Charlie Cregeur: For the next decade the market will continue to increase fitment of EPS and will strive to have large segment vehicles matching the performance of the lower end B and C segments. OEMs will add more functionality to steering systems thru software algorithms that can for example help offset the effects of side-wind forces on the vehicle, suppress some hand-wheel vibrations due to chassis components and enable higher fitment rates of marketable features like park assist.
just-auto: Do you foresee drivers being able to adjust steering like current suspension settings?
Charlie Cregeur: It is quite easy to adjust the steering system to the driver’s preference. Vehicles can be fitted with a switch on the dash to set the steering feel and in some premium level vehicles with keyless entry, the security system can identify the driver and tell the steering system how to set the steering feel. This is all possible today.
just-auto: Could we see more design integration of braking, steering and suspension? Do you see an even stronger link with advanced driver assistance systems?
Charlie Cregeur: There will be more and more integration between steering, braking and passive restraints as time goes by. For this reason TRW began its Cognitive Safety programme to lead the market in multiple system integration. We see further opportunity on the vehicle to incorporate features like blind spot detection and lane guide to help the driver operate the vehicle with a higher degree of safety and confidence. TRW’s Adaptive Cruise Control [radar] and forward-looking camera technologies are additional integration options that are being fitted by leading OEMs. It’s clear the OEMs do not want to add more ‘black boxes’ to the vehicle but prefer to figure out how to get more functions by the existing subsystems working together.
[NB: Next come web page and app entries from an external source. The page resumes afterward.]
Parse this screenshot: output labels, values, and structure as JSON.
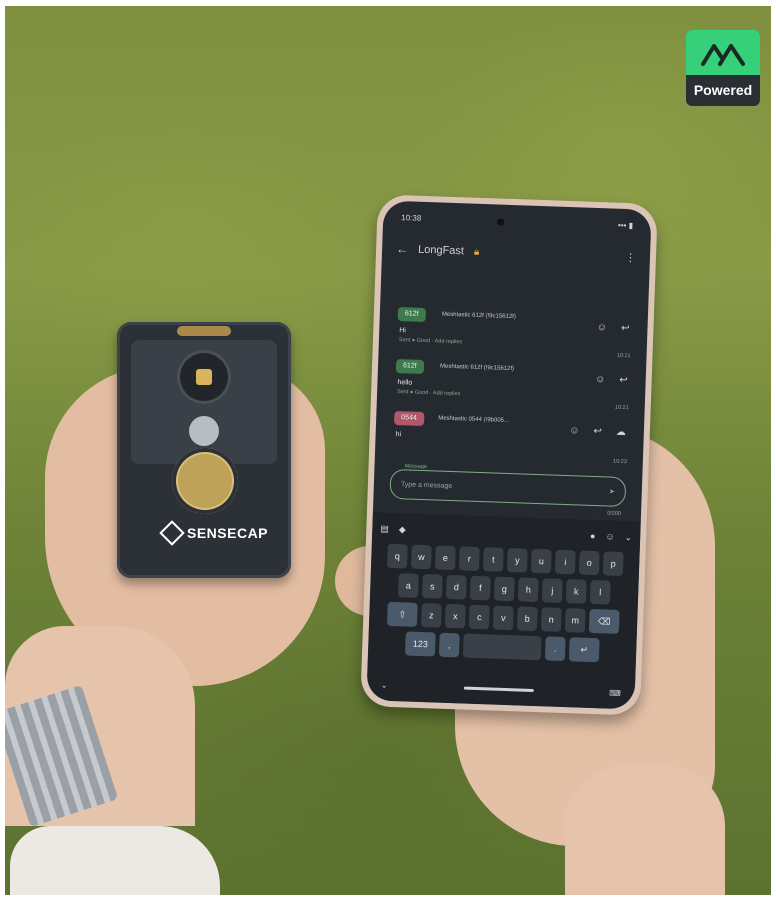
{
  "badge": {
    "label": "Powered"
  },
  "device": {
    "brand": "SENSECAP"
  },
  "phone": {
    "status_time": "10:38",
    "channel_title": "LongFast",
    "messages": [
      {
        "pill": "612f",
        "sender": "Meshtastic 612f (!9c15612f)",
        "text": "Hi",
        "status": "Sent ● Good · Add replies",
        "time": "10:21",
        "pill_color": "#3f7a4c"
      },
      {
        "pill": "612f",
        "sender": "Meshtastic 612f (!9c15612f)",
        "text": "hello",
        "status": "Sent ● Good · Add replies",
        "time": "10:21",
        "pill_color": "#3f7a4c"
      },
      {
        "pill": "0544",
        "sender": "Meshtastic 0544 (!9b005…",
        "text": "hi",
        "status": "",
        "time": "10:23",
        "pill_color": "#b2566b"
      }
    ],
    "input_label": "Message",
    "input_placeholder": "Type a message",
    "counter": "0/200",
    "keyboard": {
      "row1": [
        "q",
        "w",
        "e",
        "r",
        "t",
        "y",
        "u",
        "i",
        "o",
        "p"
      ],
      "row2": [
        "a",
        "s",
        "d",
        "f",
        "g",
        "h",
        "j",
        "k",
        "l"
      ],
      "row3": [
        "z",
        "x",
        "c",
        "v",
        "b",
        "n",
        "m"
      ],
      "num_key": "123",
      "comma": ",",
      "period": "."
    }
  }
}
just-auto: Are there other approaches being developed that use advanced electronic techniques? What about rear wheel steering perhaps supplemented by ultra-capacitors coupled with improvements in sensors, power and control?
Charlie Cregeur: Rear wheel steering is a technology that is known in the market and to TRW. While an interesting feature in the passenger car market, rear wheel steering has never really reached critical mass anywhere in the world. TRW also has experience with rear wheel steer on large over the road commercial vehicles. In fact, we are seeing the migration of light vehicle steering products into the heavy truck market. For example, TRW is supplying its EPS CD to recreational vehicle manufacturers to have the ability to improve the comfort and handling of these types of vehicles in high wind situations. The EPS system in these vehicles is in addition to the standard heavy duty truck steering system.
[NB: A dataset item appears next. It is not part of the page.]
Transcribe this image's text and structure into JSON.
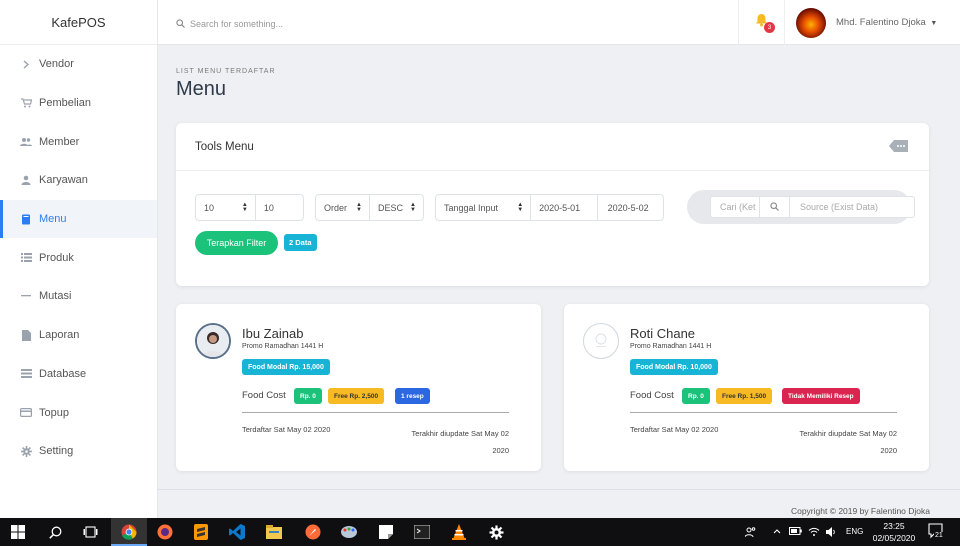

TRW and the rest of the steering supply market are continuously looking for ways to reduce cost and increase functionality in our products. Higher levels of integration between subsystems and within the subsystems themselves will be a trend that will not reverse.
About TRW Automotive
TRW Automotive is one of the world’s largest suppliers of electric steering systems. The company currently supplies more than 30 vehicle models worldwide with millions of systems shipped annually. The company operates three business segments: Chassis Systems, Occupant Safety Systems and Automotive Components. The company’s steering system business falls under the auspices of its Chassis Systems segment. This segment generated sales of US$7,997 million in 2007, or 54% of total sales. In addition to steering systems for passenger cars and commercial vehicles, TRW Automotive designs and produces braking systems, driver assist systems, inflatable restraint systems, steering wheels, seatbelts, safety electronics, tyre pressure monitoring systems, security electronics, engine components, fasteners and body control systems. The company also serves the aftermarket with a variety of products. More specifically, TRW’s steering system product range includes power and manual rack and pinion steering gears, linkage systems and components, electrically assisted steering systems, such as electrically powered hydraulic steering and electrically powered column and belt drive steering systems. The company serves the OE and aftermarket.